Wednesday, September 1, 2010

MORGAN, Anne Tracy Morgan's War (c) By Polly Guerin

Dear Anne Tracy Morgan: Your name is synonymous with power and financial advantage but you were destined to become a woman determined to succeed beyond the boundaries of the social upper crust set. Born to privilege in 1873, you were the youngest of four children of John Pierpont Morgan, who had made an immense fortune in banking and whose bank (now JPMorgan Chase & Co.) is still a global financial services firm. Anne grew up in a wealthy household with servants and received a private education with most summers spent traveling abroad. She would discover, however, philanthropic ways to use her wealth that very few privileged women of her time would have considered. She became a dynamic leader in Anne Morgan’s War rallying up American women volunteers for relief work in France during and after World War I.
As a youthful debutante Anne enjoyed the finer things in life but her life took an important departure in her 20s when she came under the influence of women from New York’s intellectual circles. In this arena of enlightenment Anne worked to address women’s social issues and focused attention on plight and needs of working women. She served as a volunteer factory inspector and established a clubroom in the Brooklyn Navy Yard so that workers could receive nutritious meals. In 1903, she became part owner of the Villa Trianon near Versailles, France, along with decorator/socialite Elsie de Wolfe and theatrical/literary agent Elisabeth Marbury. The Villa Trianon, abandoned by the French royal family after the Revolution of 1848 was the ideal setting to separate her from her domineering father and pursue her own interests.
At the start of World War I, Anne was in France and she saw the terrible effects of war and was horrified by the carnage and wartime destruction. With an innate character of philanthropy Anne wanted to help the victims. She returned to the United States to collect food and clothing and relief packages to assist the devastated regions. She financed the work with her inheritance and with contributions from other Americans. Anne even persuaded Henry Ford to donate Model T ambulances. Setting such an example Anne was the leader and inspiration, and hundreds of American women left comfortable lives at home to volunteer in the devastated regions of France.
Anne Morgan rallied potential volunteers and donors on speaking tours across the United States, and employed the power of documentary photography and silent film to foster a humanitarian response to the plight of French refugees. With haunting views of ruined French towns, decimated agricultural fields and livestock, public buildings, railways, bridges, schools and factories, portraits of refugees and pictures of American volunteers at work---these images tell a little known, but important story of American volunteerism during World War I. THE WOMEN’S ENCAMPMENT
Anne financed the Chemin des Dames, an encampment for women in the courtyard of the ruined seventeenth-century Chateau de Blerancourt, which served as the base of operations for the American Committee for Devastated France which she created with her friend, Anne Murray Dike. Anne Morgan with her commanding presence and social prominence took the lead in fund raising, while her colleague Anne Murray Dike, trained as a physician, organized activities in the field. The group established headquarters in Blerancourt, less than forty miles from the front living in barracks and working long hours. The American Committee provided vital services to revitalize life in a region considered by many to be beyond redemption. After the war, Anne donated the property to the town of Blerancourt, and founded a museum documenting the history of French-American cooperation.
When the Second World War again brought devastation to northeastern France, including Anne Morgan’s beloved Blerancourt, she took action again and formed the American Friends of France and the Comite Americain de Secours Civil, its French counterpart. Her generosity and benevolence did not go unnoticed. In 1932, Anne Morgan became the first American woman to become a commander of the French Legion of honor and the first woman to be honored with a marble plaque in the Court of Honor at the Hotel des Invalides, near Napoleon’s tomb in Paris. ANNE MORGAN’S WAR; REBUILDING DEVASTATED FRANCE 1917-1924 is on view at The Morgan Library & Museum 225 Madison Ave. through November 21, 2010.

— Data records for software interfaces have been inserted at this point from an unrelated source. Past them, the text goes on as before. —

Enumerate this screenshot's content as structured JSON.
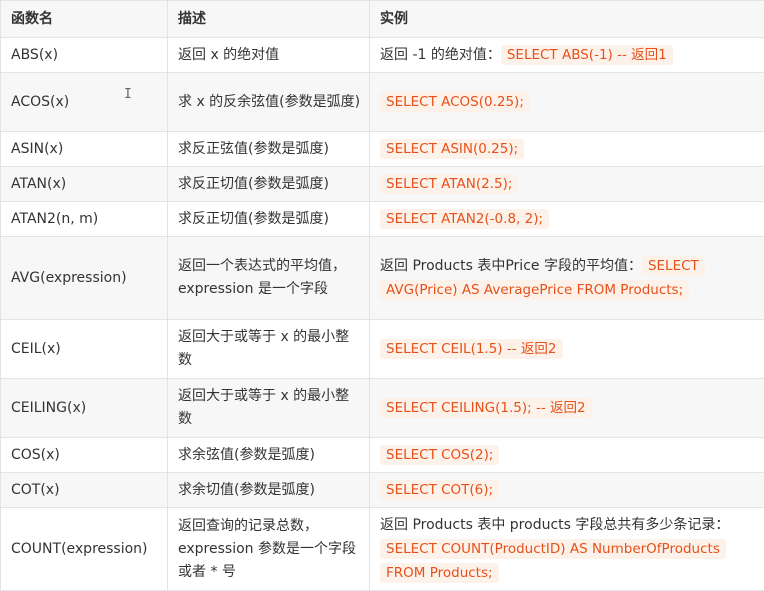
{
  "headers": {
    "name": "函数名",
    "desc": "描述",
    "example": "实例"
  },
  "rows": [
    {
      "name": "ABS(x)",
      "desc": "返回 x 的绝对值",
      "prefix": "返回 -1 的绝对值：",
      "code": "SELECT ABS(-1) -- 返回1"
    },
    {
      "name": "ACOS(x)",
      "desc": "求 x 的反余弦值(参数是弧度)",
      "prefix": "",
      "code": "SELECT ACOS(0.25);"
    },
    {
      "name": "ASIN(x)",
      "desc": "求反正弦值(参数是弧度)",
      "prefix": "",
      "code": "SELECT ASIN(0.25);"
    },
    {
      "name": "ATAN(x)",
      "desc": "求反正切值(参数是弧度)",
      "prefix": "",
      "code": "SELECT ATAN(2.5);"
    },
    {
      "name": "ATAN2(n, m)",
      "desc": "求反正切值(参数是弧度)",
      "prefix": "",
      "code": "SELECT ATAN2(-0.8, 2);"
    },
    {
      "name": "AVG(expression)",
      "desc": "返回一个表达式的平均值，expression 是一个字段",
      "prefix": "返回 Products 表中Price 字段的平均值：",
      "code": "SELECT AVG(Price) AS AveragePrice FROM Products;"
    },
    {
      "name": "CEIL(x)",
      "desc": "返回大于或等于 x 的最小整数",
      "prefix": "",
      "code": "SELECT CEIL(1.5) -- 返回2"
    },
    {
      "name": "CEILING(x)",
      "desc": "返回大于或等于 x 的最小整数",
      "prefix": "",
      "code": "SELECT CEILING(1.5); -- 返回2"
    },
    {
      "name": "COS(x)",
      "desc": "求余弦值(参数是弧度)",
      "prefix": "",
      "code": "SELECT COS(2);"
    },
    {
      "name": "COT(x)",
      "desc": "求余切值(参数是弧度)",
      "prefix": "",
      "code": "SELECT COT(6);"
    },
    {
      "name": "COUNT(expression)",
      "desc": "返回查询的记录总数，expression 参数是一个字段或者 * 号",
      "prefix": "返回 Products 表中 products 字段总共有多少条记录：",
      "code": "SELECT COUNT(ProductID) AS NumberOfProducts FROM Products;"
    }
  ],
  "cursor_glyph": "I"
}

1 comment:

  1. Dear Author: Polly!

    Love your article Anne Morgan a women of History!
    Most memorable!!

    Marilyn Grell

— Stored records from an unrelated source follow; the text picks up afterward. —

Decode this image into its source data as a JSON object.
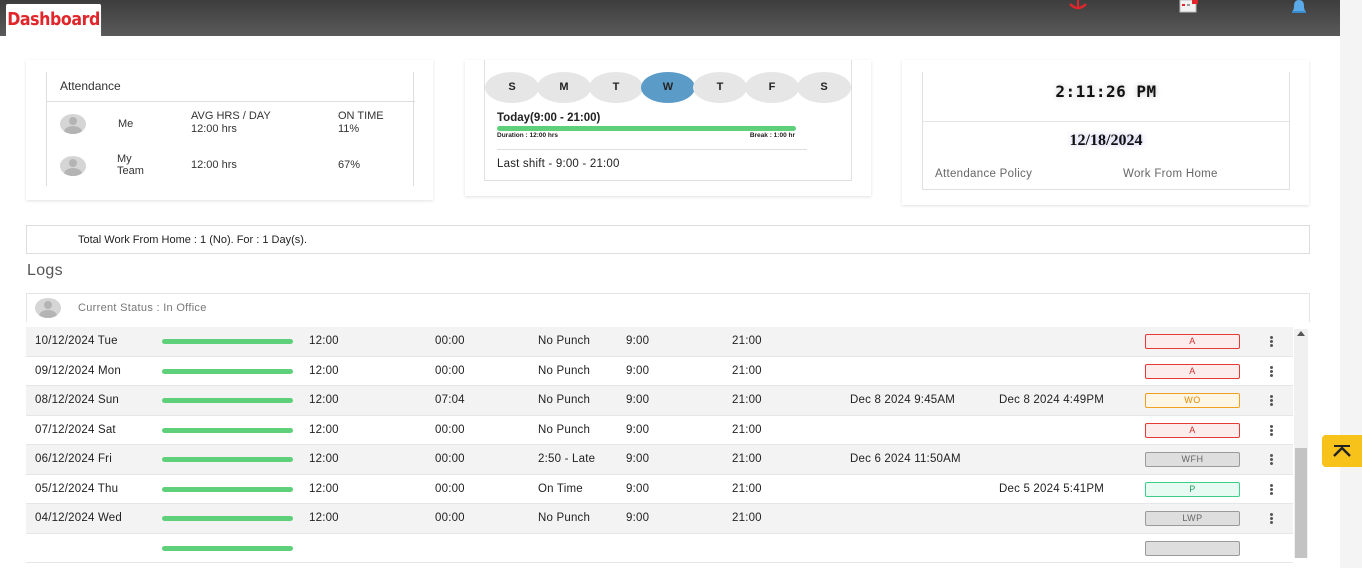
{
  "header": {
    "title": "Dashboard"
  },
  "attendance": {
    "title": "Attendance",
    "col_avg": "AVG HRS / DAY",
    "col_ontime": "ON TIME",
    "rows": [
      {
        "label": "Me",
        "hours": "12:00 hrs",
        "ontime": "11%"
      },
      {
        "label": "My Team",
        "hours": "12:00 hrs",
        "ontime": "67%"
      }
    ]
  },
  "week": {
    "days": [
      "S",
      "M",
      "T",
      "W",
      "T",
      "F",
      "S"
    ],
    "active_index": 3,
    "today_label": "Today(9:00 - 21:00)",
    "duration": "Duration : 12:00 hrs",
    "break_label": "Break : 1:00 hr",
    "last_shift": "Last shift - 9:00 - 21:00"
  },
  "clock": {
    "time": "2:11:26 PM",
    "date": "12/18/2024",
    "links": [
      "Attendance Policy",
      "Work From Home"
    ]
  },
  "wfh_summary": "Total Work From Home : 1 (No). For : 1 Day(s).",
  "logs": {
    "title": "Logs",
    "current_status": "Current Status : In Office",
    "rows": [
      {
        "date": "10/12/2024 Tue",
        "effective": "12:00",
        "gross": "00:00",
        "arrival": "No Punch",
        "shift_in": "9:00",
        "shift_out": "21:00",
        "log_in": "",
        "log_out": "",
        "status": "A",
        "status_type": "A"
      },
      {
        "date": "09/12/2024 Mon",
        "effective": "12:00",
        "gross": "00:00",
        "arrival": "No Punch",
        "shift_in": "9:00",
        "shift_out": "21:00",
        "log_in": "",
        "log_out": "",
        "status": "A",
        "status_type": "A"
      },
      {
        "date": "08/12/2024 Sun",
        "effective": "12:00",
        "gross": "07:04",
        "arrival": "No Punch",
        "shift_in": "9:00",
        "shift_out": "21:00",
        "log_in": "Dec 8 2024 9:45AM",
        "log_out": "Dec 8 2024 4:49PM",
        "status": "WO",
        "status_type": "WO"
      },
      {
        "date": "07/12/2024 Sat",
        "effective": "12:00",
        "gross": "00:00",
        "arrival": "No Punch",
        "shift_in": "9:00",
        "shift_out": "21:00",
        "log_in": "",
        "log_out": "",
        "status": "A",
        "status_type": "A"
      },
      {
        "date": "06/12/2024 Fri",
        "effective": "12:00",
        "gross": "00:00",
        "arrival": "2:50 - Late",
        "shift_in": "9:00",
        "shift_out": "21:00",
        "log_in": "Dec 6 2024 11:50AM",
        "log_out": "",
        "status": "WFH",
        "status_type": "G"
      },
      {
        "date": "05/12/2024 Thu",
        "effective": "12:00",
        "gross": "00:00",
        "arrival": "On Time",
        "shift_in": "9:00",
        "shift_out": "21:00",
        "log_in": "",
        "log_out": "Dec 5 2024 5:41PM",
        "status": "P",
        "status_type": "P"
      },
      {
        "date": "04/12/2024 Wed",
        "effective": "12:00",
        "gross": "00:00",
        "arrival": "No Punch",
        "shift_in": "9:00",
        "shift_out": "21:00",
        "log_in": "",
        "log_out": "",
        "status": "LWP",
        "status_type": "G"
      }
    ]
  },
  "colors": {
    "brand_red": "#e0262b",
    "accent_blue": "#5b9bc8",
    "progress_green": "#5fd07a",
    "scroll_top_button": "#f7c21a"
  }
}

    P.S> Love all the art shows in this article Too!
    most informative article reading..